§ **Exercise description**: Extract, from the records beneath this instruction, each line that contains the word "emoji".

Entries from a dataset of interfaces:
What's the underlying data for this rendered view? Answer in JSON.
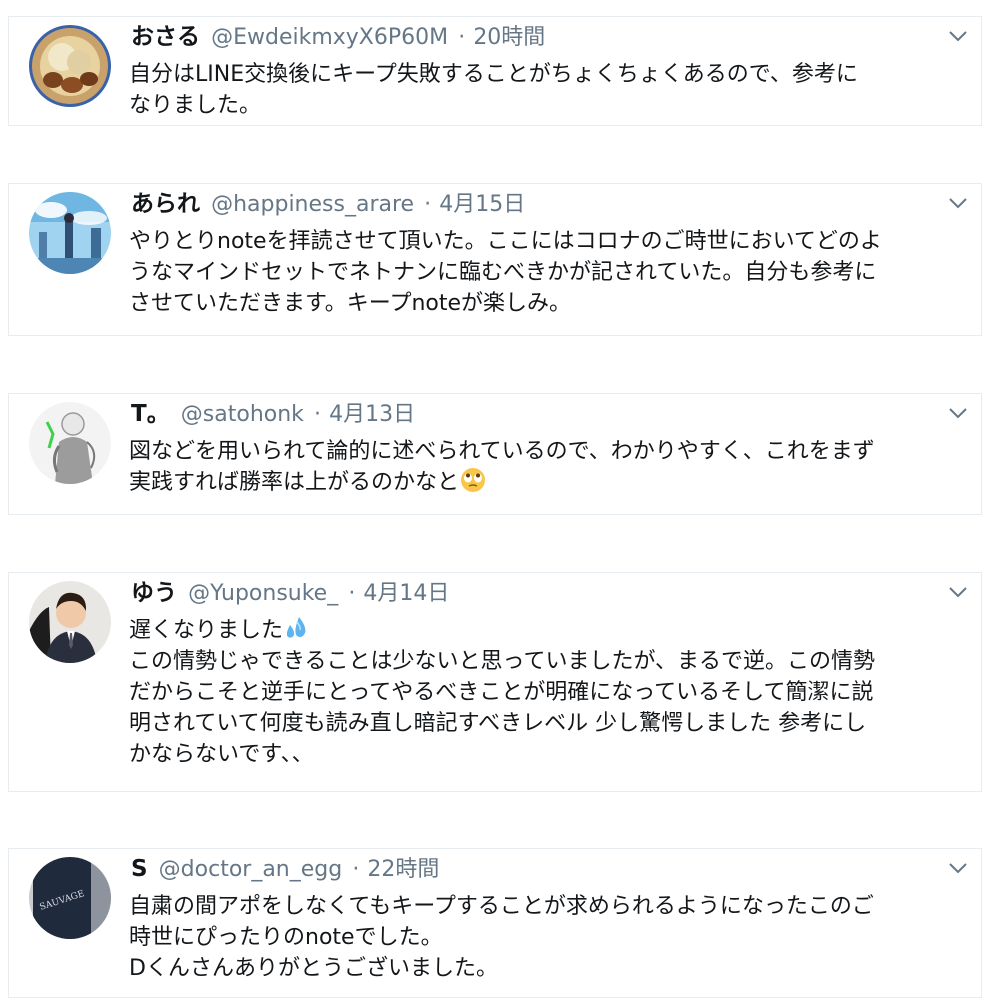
{
  "tweets": [
    {
      "name": "おさる",
      "handle": "@EwdeikmxyX6P60M",
      "separator": "·",
      "time": "20時間",
      "avatar_icon": "food-avatar",
      "lines": [
        "自分はLINE交換後にキープ失敗することがちょくちょくあるので、参考に",
        "なりました。"
      ]
    },
    {
      "name": "あられ",
      "handle": "@happiness_arare",
      "separator": "·",
      "time": "4月15日",
      "avatar_icon": "anime-scene-avatar",
      "lines": [
        "やりとりnoteを拝読させて頂いた。ここにはコロナのご時世においてどのよ",
        "うなマインドセットでネトナンに臨むべきかが記されていた。自分も参考に",
        "させていただきます。キープnoteが楽しみ。"
      ]
    },
    {
      "name": "T。",
      "handle": "@satohonk",
      "separator": "·",
      "time": "4月13日",
      "avatar_icon": "sketch-character-avatar",
      "lines": [
        "図などを用いられて論的に述べられているので、わかりやすく、これをまず",
        "実践すれば勝率は上がるのかなと"
      ],
      "trailing_emoji": "rolling-eyes-emoji"
    },
    {
      "name": "ゆう",
      "handle": "@Yuponsuke_",
      "separator": "·",
      "time": "4月14日",
      "avatar_icon": "man-in-suit-avatar",
      "first_line": "遅くなりました",
      "first_line_emoji": "sweat-droplets-emoji",
      "lines": [
        "この情勢じゃできることは少ないと思っていましたが、まるで逆。この情勢",
        "だからこそと逆手にとってやるべきことが明確になっているそして簡潔に説",
        "明されていて何度も読み直し暗記すべきレベル 少し驚愕しました 参考にし",
        "かならないです、、"
      ]
    },
    {
      "name": "S",
      "handle": "@doctor_an_egg",
      "separator": "·",
      "time": "22時間",
      "avatar_icon": "perfume-bottle-avatar",
      "avatar_text": "SAUVAGE",
      "lines": [
        "自粛の間アポをしなくてもキープすることが求められるようになったこのご",
        "時世にぴったりのnoteでした。",
        "Dくんさんありがとうございました。"
      ]
    }
  ],
  "colors": {
    "text": "#14171a",
    "secondary": "#657786",
    "border": "#e6ecf0"
  }
}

§ **Expected answer**:
      "trailing_emoji": "rolling-eyes-emoji"
      "first_line_emoji": "sweat-droplets-emoji",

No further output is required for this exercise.